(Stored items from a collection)
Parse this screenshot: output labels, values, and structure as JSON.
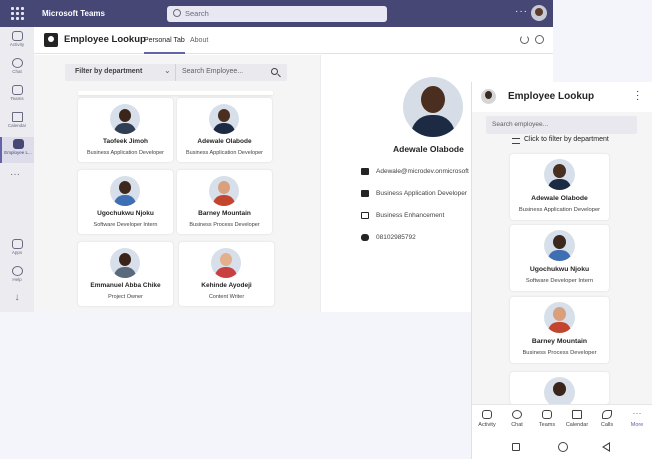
{
  "titlebar": {
    "app_name": "Microsoft Teams",
    "search_placeholder": "Search",
    "more": "···"
  },
  "rail": [
    {
      "label": "Activity",
      "icon": "bell-icon"
    },
    {
      "label": "Chat",
      "icon": "chat-icon"
    },
    {
      "label": "Teams",
      "icon": "teams-icon"
    },
    {
      "label": "Calendar",
      "icon": "calendar-icon"
    },
    {
      "label": "Employee L...",
      "icon": "employee-lookup-icon",
      "active": true
    },
    {
      "label": "Apps",
      "icon": "apps-icon"
    },
    {
      "label": "Help",
      "icon": "help-icon"
    }
  ],
  "rail_more": "···",
  "app": {
    "title": "Employee Lookup",
    "tabs": [
      "Personal Tab",
      "About"
    ],
    "filter": {
      "label": "Filter by department",
      "chevron": "⌄",
      "search_placeholder": "Search Employee..."
    }
  },
  "employees": [
    {
      "name": "Taofeek Jimoh",
      "role": "Business Application Developer",
      "skin": "#3b2419",
      "shirt": "#2f3d55"
    },
    {
      "name": "Adewale Olabode",
      "role": "Business Application Developer",
      "skin": "#4a2e20",
      "shirt": "#1d2a44"
    },
    {
      "name": "Ugochukwu Njoku",
      "role": "Software Developer Intern",
      "skin": "#3e271c",
      "shirt": "#3e6fb3"
    },
    {
      "name": "Barney Mountain",
      "role": "Business Process Developer",
      "skin": "#d9a07e",
      "shirt": "#c3452f"
    },
    {
      "name": "Emmanuel Abba Chike",
      "role": "Project Owner",
      "skin": "#3a2419",
      "shirt": "#596a7c"
    },
    {
      "name": "Kehinde Ayodeji",
      "role": "Content Writer",
      "skin": "#e2b08d",
      "shirt": "#c94040"
    }
  ],
  "detail": {
    "name": "Adewale Olabode",
    "email": "Adewale@microdev.onmicrosoft",
    "role": "Business Application Developer",
    "department": "Business Enhancement",
    "phone": "08102985792"
  },
  "mobile": {
    "title": "Employee Lookup",
    "search_placeholder": "Search employee...",
    "filter_label": "Click to filter by department",
    "cards": [
      {
        "name": "Adewale Olabode",
        "role": "Business Application Developer",
        "skin": "#4a2e20",
        "shirt": "#1d2a44"
      },
      {
        "name": "Ugochukwu Njoku",
        "role": "Software Developer Intern",
        "skin": "#3e271c",
        "shirt": "#3e6fb3"
      },
      {
        "name": "Barney Mountain",
        "role": "Business Process Developer",
        "skin": "#d9a07e",
        "shirt": "#c3452f"
      }
    ],
    "nav": [
      "Activity",
      "Chat",
      "Teams",
      "Calendar",
      "Calls",
      "More"
    ]
  },
  "colors": {
    "teams_purple": "#464775",
    "accent": "#6264a7"
  }
}
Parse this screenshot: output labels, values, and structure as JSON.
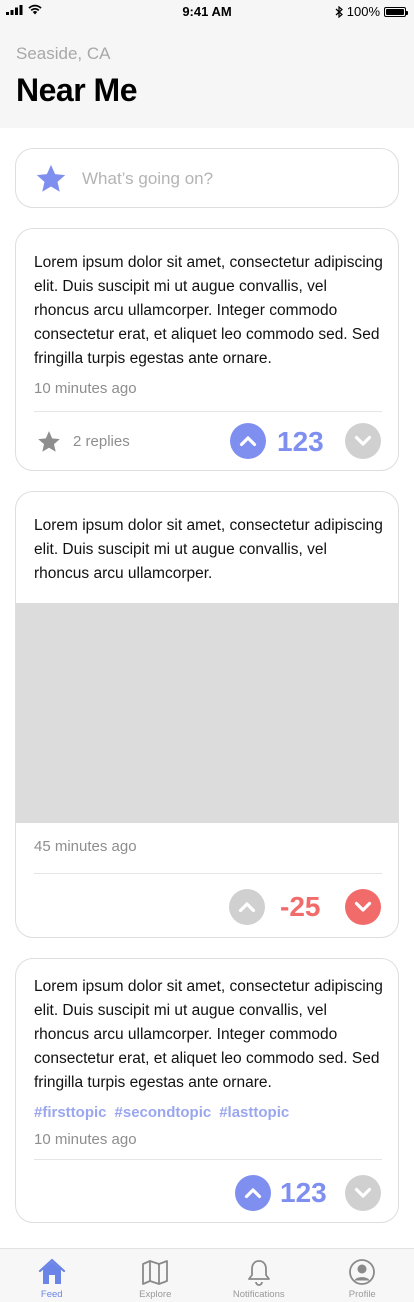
{
  "status_bar": {
    "time": "9:41 AM",
    "battery": "100%"
  },
  "header": {
    "location": "Seaside, CA",
    "title": "Near Me"
  },
  "compose": {
    "placeholder": "What’s going on?"
  },
  "posts": [
    {
      "text": "Lorem ipsum dolor sit amet, consectetur adipiscing elit. Duis suscipit mi ut augue convallis, vel rhoncus arcu ullamcorper. Integer commodo consectetur erat, et aliquet leo commodo sed. Sed fringilla turpis egestas ante ornare.",
      "timestamp": "10 minutes ago",
      "replies": "2 replies",
      "votes": "123",
      "vote_state": "up"
    },
    {
      "text": "Lorem ipsum dolor sit amet, consectetur adipiscing elit. Duis suscipit mi ut augue convallis, vel rhoncus arcu ullamcorper.",
      "timestamp": "45 minutes ago",
      "votes": "-25",
      "vote_state": "down"
    },
    {
      "text": "Lorem ipsum dolor sit amet, consectetur adipiscing elit. Duis suscipit mi ut augue convallis, vel rhoncus arcu ullamcorper. Integer commodo consectetur erat, et aliquet leo commodo sed. Sed fringilla turpis egestas ante ornare.",
      "tags": [
        "#firsttopic",
        "#secondtopic",
        "#lasttopic"
      ],
      "timestamp": "10 minutes ago",
      "votes": "123",
      "vote_state": "up"
    }
  ],
  "tab_bar": {
    "tabs": [
      {
        "label": "Feed",
        "icon": "home-icon",
        "active": true
      },
      {
        "label": "Explore",
        "icon": "map-icon",
        "active": false
      },
      {
        "label": "Notifications",
        "icon": "bell-icon",
        "active": false
      },
      {
        "label": "Profile",
        "icon": "profile-icon",
        "active": false
      }
    ]
  },
  "colors": {
    "accent": "#7f8ff0",
    "downvote": "#f26b6b",
    "inactive": "#d0d0d0",
    "tag": "#9aa7ee"
  }
}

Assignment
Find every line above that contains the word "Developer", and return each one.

Result
      "role": "Business Application Developer",
      "role": "Business Application Developer",
      "role": "Software Developer Intern",
      "role": "Business Process Developer",
    "role": "Business Application Developer",
        "role": "Business Application Developer",
        "role": "Software Developer Intern",
        "role": "Business Process Developer",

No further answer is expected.